(Dataset rows describing interfaces)
++++

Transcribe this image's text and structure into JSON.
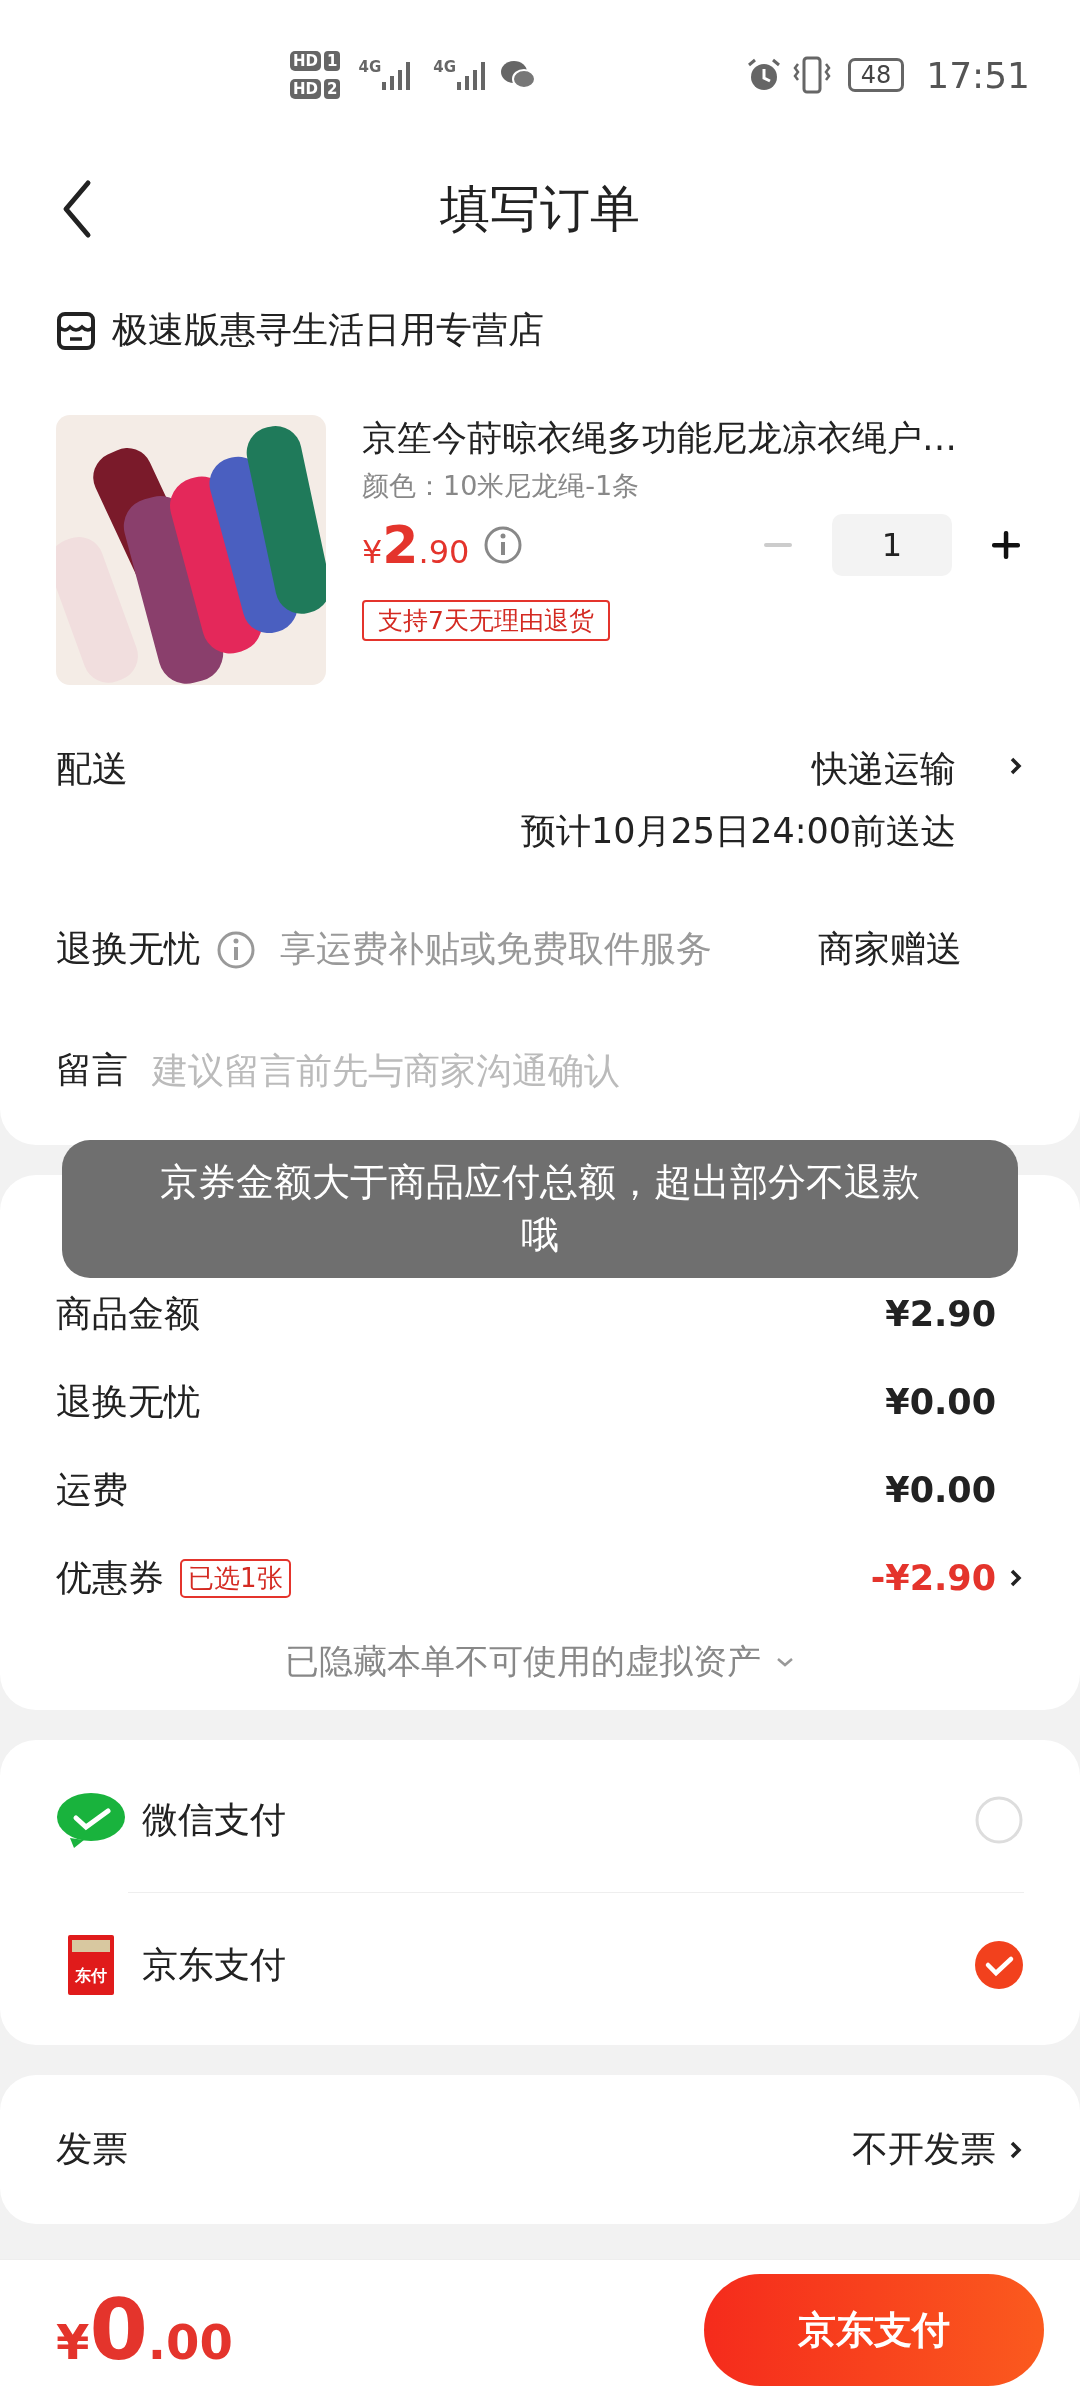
{
  "status_bar": {
    "sims": [
      {
        "label": "HD",
        "slot": "1"
      },
      {
        "label": "HD",
        "slot": "2"
      }
    ],
    "networks": [
      "4G",
      "4G"
    ],
    "battery": "48",
    "time": "17:51"
  },
  "header": {
    "title": "填写订单"
  },
  "store": {
    "name": "极速版惠寻生活日用专营店"
  },
  "product": {
    "title": "京笙今莳晾衣绳多功能尼龙凉衣绳户…",
    "variant": "颜色：10米尼龙绳-1条",
    "price": {
      "currency": "¥",
      "integer": "2",
      "decimal": ".90"
    },
    "quantity": "1",
    "tag": "支持7天无理由退货"
  },
  "delivery": {
    "label": "配送",
    "method": "快递运输",
    "eta": "预计10月25日24:00前送达"
  },
  "returns": {
    "label": "退换无忧",
    "description": "享运费补贴或免费取件服务",
    "value": "商家赠送"
  },
  "message": {
    "label": "留言",
    "placeholder": "建议留言前先与商家沟通确认"
  },
  "toast": {
    "text": "京券金额大于商品应付总额，超出部分不退款哦"
  },
  "summary": [
    {
      "kind": "plain",
      "label": "商品金额",
      "value": "¥2.90"
    },
    {
      "kind": "plain",
      "label": "退换无忧",
      "value": "¥0.00"
    },
    {
      "kind": "plain",
      "label": "运费",
      "value": "¥0.00"
    },
    {
      "kind": "coupon",
      "label": "优惠券",
      "badge": "已选1张",
      "value": "-¥2.90"
    }
  ],
  "hidden_assets": "已隐藏本单不可使用的虚拟资产",
  "payments": [
    {
      "kind": "wechat",
      "label": "微信支付",
      "selected": false
    },
    {
      "kind": "jd",
      "label": "京东支付",
      "selected": true,
      "icon_text": "东付"
    }
  ],
  "invoice": {
    "label": "发票",
    "value": "不开发票"
  },
  "footer": {
    "total": {
      "currency": "¥",
      "integer": "0",
      "decimal": ".00"
    },
    "button": "京东支付"
  }
}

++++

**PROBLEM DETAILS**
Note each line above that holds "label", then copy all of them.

**WRITTEN ANSWER**
        "label": "HD",
        "label": "HD",
    "label": "配送",
    "label": "退换无忧",
    "label": "留言",
      "label": "商品金额",
      "label": "退换无忧",
      "label": "运费",
      "label": "优惠券",
      "label": "微信支付",
      "label": "京东支付",
    "label": "发票",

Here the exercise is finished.